With my own WINMP (Work In Not-Much Progress) also set in a long-stay psychiatric hospital (and also with three third-person point of view characters), although eighty years later, I was keen and anxious to read The Ballroom. There was an extra edge for me when I discovered that the asylum, although not named in the novel, is, in all probability one I’ve visited for meetings, now converted into luxury apartments. But in my not unbiased opinion, this is a lovely story of romance in unusual circumstances, as well as the complexities and contradictions that have characterised mental health care since time immemorial. I’d forgotten about the eugenics angle, and was unaware that the underground cells I read about in Playthings was a feature of English hospitals.
While it’s something of a cliché to portray the staff as madder than the patients, this was extremely sensitively done, and the symbiotic relationship between them is something I’ve mentioned before. Even if you’re not interested in the history of psychiatric care, this novel is worth reading for the highly credible characterisation, with a fine balance of strengths and vulnerabilities in just about every one; for the sultry tension and claustrophobia of the summer heatwave; and for the sophisticated exploration of the dynamics of power. As someone who goes stir crazy if she can’t get out for a walk every couple of days, I strongly identified and empathised with Ella’s frustration as she slaves in the laundry while the men at least get to work outside. Although Charles is cast as the villain, I recognised his use and abuse of his work to avoid his own demons. Like the novel Goodhouse, while based on conditions that (fortunately) no longer exist, The Ballroom raises questions about the treatment of those who fail to conform to society’s norms. Thanks to Doubleday for my proof copy.
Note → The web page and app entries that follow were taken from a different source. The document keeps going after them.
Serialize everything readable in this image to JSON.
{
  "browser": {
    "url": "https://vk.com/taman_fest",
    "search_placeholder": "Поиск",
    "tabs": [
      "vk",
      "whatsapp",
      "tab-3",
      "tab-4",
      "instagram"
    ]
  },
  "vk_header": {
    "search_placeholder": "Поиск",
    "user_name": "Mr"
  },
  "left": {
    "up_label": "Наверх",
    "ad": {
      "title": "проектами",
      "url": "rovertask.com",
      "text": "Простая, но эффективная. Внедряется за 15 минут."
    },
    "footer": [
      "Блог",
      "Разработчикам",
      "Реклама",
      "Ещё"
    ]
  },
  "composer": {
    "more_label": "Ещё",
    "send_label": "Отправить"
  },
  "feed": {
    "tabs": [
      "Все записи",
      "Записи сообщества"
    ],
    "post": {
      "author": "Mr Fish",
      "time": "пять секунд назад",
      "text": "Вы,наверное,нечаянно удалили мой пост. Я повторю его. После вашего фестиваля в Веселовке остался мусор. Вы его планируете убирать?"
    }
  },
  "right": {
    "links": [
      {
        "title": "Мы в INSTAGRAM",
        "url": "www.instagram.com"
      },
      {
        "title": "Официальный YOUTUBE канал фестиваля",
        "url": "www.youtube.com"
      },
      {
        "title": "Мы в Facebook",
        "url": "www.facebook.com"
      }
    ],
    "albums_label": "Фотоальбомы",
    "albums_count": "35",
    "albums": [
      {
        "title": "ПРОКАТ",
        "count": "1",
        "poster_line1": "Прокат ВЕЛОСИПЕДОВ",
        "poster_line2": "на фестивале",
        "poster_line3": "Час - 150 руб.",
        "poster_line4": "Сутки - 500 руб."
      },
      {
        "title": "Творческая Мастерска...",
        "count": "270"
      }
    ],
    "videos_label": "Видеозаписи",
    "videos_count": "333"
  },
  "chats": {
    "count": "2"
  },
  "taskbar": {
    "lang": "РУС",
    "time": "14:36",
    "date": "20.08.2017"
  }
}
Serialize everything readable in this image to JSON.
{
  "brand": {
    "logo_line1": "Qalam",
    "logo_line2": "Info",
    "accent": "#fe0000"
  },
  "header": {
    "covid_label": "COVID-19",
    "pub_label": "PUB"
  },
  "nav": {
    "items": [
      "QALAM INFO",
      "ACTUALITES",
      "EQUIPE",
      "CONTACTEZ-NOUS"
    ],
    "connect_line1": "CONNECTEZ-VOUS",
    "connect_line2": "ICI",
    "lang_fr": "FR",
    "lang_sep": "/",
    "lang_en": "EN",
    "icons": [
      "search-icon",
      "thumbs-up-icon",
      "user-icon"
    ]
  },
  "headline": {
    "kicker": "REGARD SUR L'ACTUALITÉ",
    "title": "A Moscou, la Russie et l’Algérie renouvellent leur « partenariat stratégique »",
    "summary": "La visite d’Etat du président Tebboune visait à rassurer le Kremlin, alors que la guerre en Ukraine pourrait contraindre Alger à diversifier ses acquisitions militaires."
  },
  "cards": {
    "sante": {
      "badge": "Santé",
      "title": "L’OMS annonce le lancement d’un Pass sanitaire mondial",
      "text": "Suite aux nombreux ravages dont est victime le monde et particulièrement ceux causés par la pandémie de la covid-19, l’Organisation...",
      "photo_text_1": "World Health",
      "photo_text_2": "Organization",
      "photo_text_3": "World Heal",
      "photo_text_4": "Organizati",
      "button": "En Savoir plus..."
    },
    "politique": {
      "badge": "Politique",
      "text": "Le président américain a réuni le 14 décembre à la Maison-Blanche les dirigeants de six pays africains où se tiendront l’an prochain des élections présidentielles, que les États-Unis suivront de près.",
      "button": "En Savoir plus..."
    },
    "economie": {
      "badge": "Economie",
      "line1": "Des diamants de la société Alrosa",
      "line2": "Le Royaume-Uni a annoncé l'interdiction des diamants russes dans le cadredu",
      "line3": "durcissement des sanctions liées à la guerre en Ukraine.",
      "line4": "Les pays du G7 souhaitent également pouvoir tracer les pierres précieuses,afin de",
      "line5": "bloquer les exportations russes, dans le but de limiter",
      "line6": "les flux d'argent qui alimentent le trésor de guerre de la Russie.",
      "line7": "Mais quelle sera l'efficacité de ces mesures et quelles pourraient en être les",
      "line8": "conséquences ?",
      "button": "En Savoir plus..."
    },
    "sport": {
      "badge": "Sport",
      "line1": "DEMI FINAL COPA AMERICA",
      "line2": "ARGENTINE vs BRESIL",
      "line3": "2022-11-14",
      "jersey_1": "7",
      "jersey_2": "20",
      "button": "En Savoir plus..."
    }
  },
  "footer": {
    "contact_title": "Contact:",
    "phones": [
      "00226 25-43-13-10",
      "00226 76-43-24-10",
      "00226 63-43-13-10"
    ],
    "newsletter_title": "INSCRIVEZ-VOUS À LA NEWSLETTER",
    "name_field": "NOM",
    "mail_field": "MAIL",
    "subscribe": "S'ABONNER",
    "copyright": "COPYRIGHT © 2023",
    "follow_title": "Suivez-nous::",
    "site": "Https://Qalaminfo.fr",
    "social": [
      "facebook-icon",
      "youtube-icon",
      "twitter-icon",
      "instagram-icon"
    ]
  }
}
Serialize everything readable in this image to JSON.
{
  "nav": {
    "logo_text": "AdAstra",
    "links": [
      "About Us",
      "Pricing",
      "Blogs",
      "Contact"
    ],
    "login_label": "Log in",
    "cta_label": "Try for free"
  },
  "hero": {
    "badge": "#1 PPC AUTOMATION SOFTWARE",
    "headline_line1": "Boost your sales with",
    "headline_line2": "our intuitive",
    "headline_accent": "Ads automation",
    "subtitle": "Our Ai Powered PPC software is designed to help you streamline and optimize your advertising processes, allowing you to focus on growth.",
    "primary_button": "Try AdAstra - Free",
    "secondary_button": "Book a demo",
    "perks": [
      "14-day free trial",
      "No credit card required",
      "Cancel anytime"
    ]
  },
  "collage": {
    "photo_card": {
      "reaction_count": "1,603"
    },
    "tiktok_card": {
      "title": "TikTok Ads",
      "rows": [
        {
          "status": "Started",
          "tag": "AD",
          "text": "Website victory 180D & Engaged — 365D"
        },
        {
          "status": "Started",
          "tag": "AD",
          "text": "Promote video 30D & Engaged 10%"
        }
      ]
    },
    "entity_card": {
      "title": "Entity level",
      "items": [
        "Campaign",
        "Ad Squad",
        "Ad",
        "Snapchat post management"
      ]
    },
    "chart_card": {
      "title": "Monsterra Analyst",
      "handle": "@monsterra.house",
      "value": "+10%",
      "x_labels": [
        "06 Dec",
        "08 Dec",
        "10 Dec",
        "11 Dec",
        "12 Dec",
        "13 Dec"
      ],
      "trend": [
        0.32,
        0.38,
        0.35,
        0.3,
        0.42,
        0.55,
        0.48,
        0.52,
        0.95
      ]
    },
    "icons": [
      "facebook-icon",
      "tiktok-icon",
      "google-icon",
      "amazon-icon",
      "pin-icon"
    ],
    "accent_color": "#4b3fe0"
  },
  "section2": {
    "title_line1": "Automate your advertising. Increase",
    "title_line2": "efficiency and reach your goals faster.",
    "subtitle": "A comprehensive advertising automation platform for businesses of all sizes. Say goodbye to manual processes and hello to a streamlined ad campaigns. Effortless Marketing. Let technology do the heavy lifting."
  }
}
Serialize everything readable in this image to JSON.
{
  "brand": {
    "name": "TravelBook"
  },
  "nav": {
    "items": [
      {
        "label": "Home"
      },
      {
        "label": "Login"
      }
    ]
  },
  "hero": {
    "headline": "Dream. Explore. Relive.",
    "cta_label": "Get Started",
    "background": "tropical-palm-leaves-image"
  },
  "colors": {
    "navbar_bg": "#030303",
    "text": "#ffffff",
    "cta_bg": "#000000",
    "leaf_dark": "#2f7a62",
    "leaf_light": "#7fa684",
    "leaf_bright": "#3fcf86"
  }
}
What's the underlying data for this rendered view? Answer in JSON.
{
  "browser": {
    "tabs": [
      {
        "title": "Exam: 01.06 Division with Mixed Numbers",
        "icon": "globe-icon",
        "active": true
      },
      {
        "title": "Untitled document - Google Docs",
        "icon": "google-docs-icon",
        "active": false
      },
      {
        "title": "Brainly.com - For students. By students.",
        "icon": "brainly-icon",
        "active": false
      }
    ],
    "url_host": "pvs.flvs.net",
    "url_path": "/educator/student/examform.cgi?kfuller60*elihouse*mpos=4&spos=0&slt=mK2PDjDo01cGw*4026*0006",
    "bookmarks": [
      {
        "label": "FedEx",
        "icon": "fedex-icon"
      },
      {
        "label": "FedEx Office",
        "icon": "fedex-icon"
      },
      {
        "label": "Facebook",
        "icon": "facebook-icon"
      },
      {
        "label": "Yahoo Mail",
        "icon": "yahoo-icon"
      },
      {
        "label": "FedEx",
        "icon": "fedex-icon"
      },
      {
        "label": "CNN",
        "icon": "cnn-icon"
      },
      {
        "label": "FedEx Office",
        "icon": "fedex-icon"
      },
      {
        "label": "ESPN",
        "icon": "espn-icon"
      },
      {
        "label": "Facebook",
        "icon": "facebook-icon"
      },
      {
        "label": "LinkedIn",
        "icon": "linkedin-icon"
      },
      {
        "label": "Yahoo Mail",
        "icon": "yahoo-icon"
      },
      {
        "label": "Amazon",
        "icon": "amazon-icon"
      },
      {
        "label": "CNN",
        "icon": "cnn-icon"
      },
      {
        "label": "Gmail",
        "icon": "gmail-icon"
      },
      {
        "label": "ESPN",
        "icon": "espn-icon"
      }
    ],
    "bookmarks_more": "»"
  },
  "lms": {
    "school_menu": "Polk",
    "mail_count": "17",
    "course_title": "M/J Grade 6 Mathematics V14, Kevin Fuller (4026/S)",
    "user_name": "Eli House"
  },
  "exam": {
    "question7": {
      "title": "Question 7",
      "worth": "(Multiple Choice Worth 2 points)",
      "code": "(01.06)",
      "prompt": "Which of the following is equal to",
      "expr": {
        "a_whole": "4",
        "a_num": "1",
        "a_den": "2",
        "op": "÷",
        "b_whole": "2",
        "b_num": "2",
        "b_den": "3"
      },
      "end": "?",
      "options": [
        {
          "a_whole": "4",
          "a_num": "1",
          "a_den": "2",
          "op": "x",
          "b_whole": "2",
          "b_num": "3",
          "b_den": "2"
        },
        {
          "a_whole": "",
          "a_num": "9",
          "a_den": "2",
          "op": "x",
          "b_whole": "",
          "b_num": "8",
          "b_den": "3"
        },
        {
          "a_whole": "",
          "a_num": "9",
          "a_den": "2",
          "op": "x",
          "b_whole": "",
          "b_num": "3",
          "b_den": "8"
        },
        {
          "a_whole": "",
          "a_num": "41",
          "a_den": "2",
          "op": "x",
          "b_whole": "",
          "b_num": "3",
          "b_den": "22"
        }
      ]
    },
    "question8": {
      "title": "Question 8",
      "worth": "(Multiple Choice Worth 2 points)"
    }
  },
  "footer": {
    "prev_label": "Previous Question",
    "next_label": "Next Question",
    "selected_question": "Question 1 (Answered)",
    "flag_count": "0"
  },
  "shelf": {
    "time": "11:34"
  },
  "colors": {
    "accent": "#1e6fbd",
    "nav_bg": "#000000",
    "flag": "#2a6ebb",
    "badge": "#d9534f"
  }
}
Dawnay refuses to be constrained by convention that deems that learning is harmful to women. In an age in which publishers are pilloried (literally, i.e. locked into a wooden framework and exposed to public abuse and ridicule) for printing material at odds with the message of the Bible, she dedicates herself to her research into the origins of life. As a “natural philosopher”, she says (p69):
science is a deity to me. There is no right or wrong when it comes to the truth; there is the fact and fiction, the truth and the error, and little else matters.
Soon her benefactor’s home proves too confining and Dawnay persuades him to let her set sail for Portugal, where she hopes to study the flora and fauna of the Faroe Islands. At the start of the journey, her strong opinions alienate her from the ship’s captain, until her bravery during a violent storm earns his respect, and more. Because of her, he tries a bit of science himself, improving the diet of the sailors to show that scurvy is not, as was previously assumed, due to the degeneracy of the lower classes, the result of idleness or a punishment from God (p99).
On the islands, Dawnay finds true joy in her discoveries, reminiscent of the Margaret Mead character in Lily King’s Euphoria. Yet, in the second half of the eighteenth century, still a hundred years before Darwin, the public is not ready for her mind-blowing conclusions. Earthquake and war cannot distract her from her scientific endeavours, but what about love?
In Dawnay Price, Rebecca Mascull has created a heroic historical female character surpassing even Liza, the adventurer of her debut, The Visitors. You can read her reflections on the challenges of writing Song of the Sea Maid here. Thanks to Hodder Headline for my review copy.